# Your assignment
If a line of the records contains the string "updated", copy it out.

Data provided: Begin

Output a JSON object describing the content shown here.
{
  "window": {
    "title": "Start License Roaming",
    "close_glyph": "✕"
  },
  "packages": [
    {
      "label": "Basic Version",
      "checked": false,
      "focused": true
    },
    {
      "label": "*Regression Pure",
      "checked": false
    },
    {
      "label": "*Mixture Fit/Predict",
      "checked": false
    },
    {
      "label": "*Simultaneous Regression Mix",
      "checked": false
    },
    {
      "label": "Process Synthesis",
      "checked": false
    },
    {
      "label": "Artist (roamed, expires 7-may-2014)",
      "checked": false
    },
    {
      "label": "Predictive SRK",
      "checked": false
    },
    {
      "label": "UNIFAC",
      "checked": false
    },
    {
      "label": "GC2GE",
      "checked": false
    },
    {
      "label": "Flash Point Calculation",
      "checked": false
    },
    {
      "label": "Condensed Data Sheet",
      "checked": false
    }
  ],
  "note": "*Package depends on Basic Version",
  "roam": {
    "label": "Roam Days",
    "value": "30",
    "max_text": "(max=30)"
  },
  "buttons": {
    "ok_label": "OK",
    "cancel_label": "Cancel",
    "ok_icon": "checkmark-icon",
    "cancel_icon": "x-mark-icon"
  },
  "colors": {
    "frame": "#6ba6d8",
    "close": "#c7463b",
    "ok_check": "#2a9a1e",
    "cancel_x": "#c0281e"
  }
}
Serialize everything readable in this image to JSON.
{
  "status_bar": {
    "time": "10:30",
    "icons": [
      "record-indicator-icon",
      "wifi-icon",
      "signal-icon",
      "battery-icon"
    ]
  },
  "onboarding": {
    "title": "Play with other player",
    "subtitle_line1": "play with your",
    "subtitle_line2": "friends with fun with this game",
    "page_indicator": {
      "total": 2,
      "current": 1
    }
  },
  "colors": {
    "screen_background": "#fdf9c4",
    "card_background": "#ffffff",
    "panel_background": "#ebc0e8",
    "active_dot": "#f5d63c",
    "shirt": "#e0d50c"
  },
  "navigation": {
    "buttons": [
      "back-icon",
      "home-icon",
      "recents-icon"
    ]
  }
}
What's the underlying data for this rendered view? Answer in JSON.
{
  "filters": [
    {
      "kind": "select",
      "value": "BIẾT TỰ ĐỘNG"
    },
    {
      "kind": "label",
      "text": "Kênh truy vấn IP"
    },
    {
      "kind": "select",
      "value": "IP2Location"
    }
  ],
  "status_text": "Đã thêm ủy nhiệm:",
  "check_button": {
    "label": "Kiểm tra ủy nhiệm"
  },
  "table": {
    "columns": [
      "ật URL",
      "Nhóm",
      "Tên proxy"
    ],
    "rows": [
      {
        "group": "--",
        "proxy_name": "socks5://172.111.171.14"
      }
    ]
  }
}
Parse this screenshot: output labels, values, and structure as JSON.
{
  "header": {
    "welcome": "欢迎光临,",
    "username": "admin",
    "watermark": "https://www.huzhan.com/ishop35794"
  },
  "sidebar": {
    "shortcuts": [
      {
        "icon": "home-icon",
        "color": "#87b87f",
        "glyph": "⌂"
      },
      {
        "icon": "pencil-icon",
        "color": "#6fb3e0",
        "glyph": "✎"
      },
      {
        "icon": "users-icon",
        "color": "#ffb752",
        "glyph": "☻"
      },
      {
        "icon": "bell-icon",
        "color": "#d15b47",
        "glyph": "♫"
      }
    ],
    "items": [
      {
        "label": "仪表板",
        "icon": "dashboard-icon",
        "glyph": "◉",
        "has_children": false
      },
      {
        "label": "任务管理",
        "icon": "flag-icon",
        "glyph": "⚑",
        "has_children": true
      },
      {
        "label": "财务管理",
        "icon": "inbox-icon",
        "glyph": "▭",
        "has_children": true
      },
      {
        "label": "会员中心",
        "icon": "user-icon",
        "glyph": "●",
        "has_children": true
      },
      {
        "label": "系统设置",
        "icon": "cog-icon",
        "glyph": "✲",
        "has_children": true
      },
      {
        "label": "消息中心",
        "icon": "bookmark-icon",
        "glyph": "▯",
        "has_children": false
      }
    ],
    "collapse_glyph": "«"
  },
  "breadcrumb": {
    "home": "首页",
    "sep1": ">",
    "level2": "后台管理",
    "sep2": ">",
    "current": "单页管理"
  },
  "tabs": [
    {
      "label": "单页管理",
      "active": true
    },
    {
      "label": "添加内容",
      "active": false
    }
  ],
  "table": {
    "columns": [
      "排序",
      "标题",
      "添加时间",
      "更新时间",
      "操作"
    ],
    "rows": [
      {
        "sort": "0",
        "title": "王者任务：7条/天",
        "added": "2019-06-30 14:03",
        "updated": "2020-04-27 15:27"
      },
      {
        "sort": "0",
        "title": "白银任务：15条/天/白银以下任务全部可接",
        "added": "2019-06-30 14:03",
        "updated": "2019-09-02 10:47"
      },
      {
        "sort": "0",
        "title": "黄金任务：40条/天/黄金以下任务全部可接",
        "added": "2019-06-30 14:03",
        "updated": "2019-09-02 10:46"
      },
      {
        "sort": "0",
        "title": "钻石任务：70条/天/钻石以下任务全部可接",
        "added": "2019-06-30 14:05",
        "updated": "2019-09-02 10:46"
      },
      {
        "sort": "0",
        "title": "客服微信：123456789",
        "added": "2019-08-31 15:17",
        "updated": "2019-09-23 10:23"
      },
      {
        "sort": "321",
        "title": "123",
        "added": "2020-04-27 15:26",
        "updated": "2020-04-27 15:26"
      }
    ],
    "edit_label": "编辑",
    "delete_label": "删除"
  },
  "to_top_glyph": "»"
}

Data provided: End

# Answer section
        "updated": "2020-04-27 15:27"
        "updated": "2019-09-02 10:47"
        "updated": "2019-09-02 10:46"
        "updated": "2019-09-02 10:46"
        "updated": "2019-09-23 10:23"
        "updated": "2020-04-27 15:26"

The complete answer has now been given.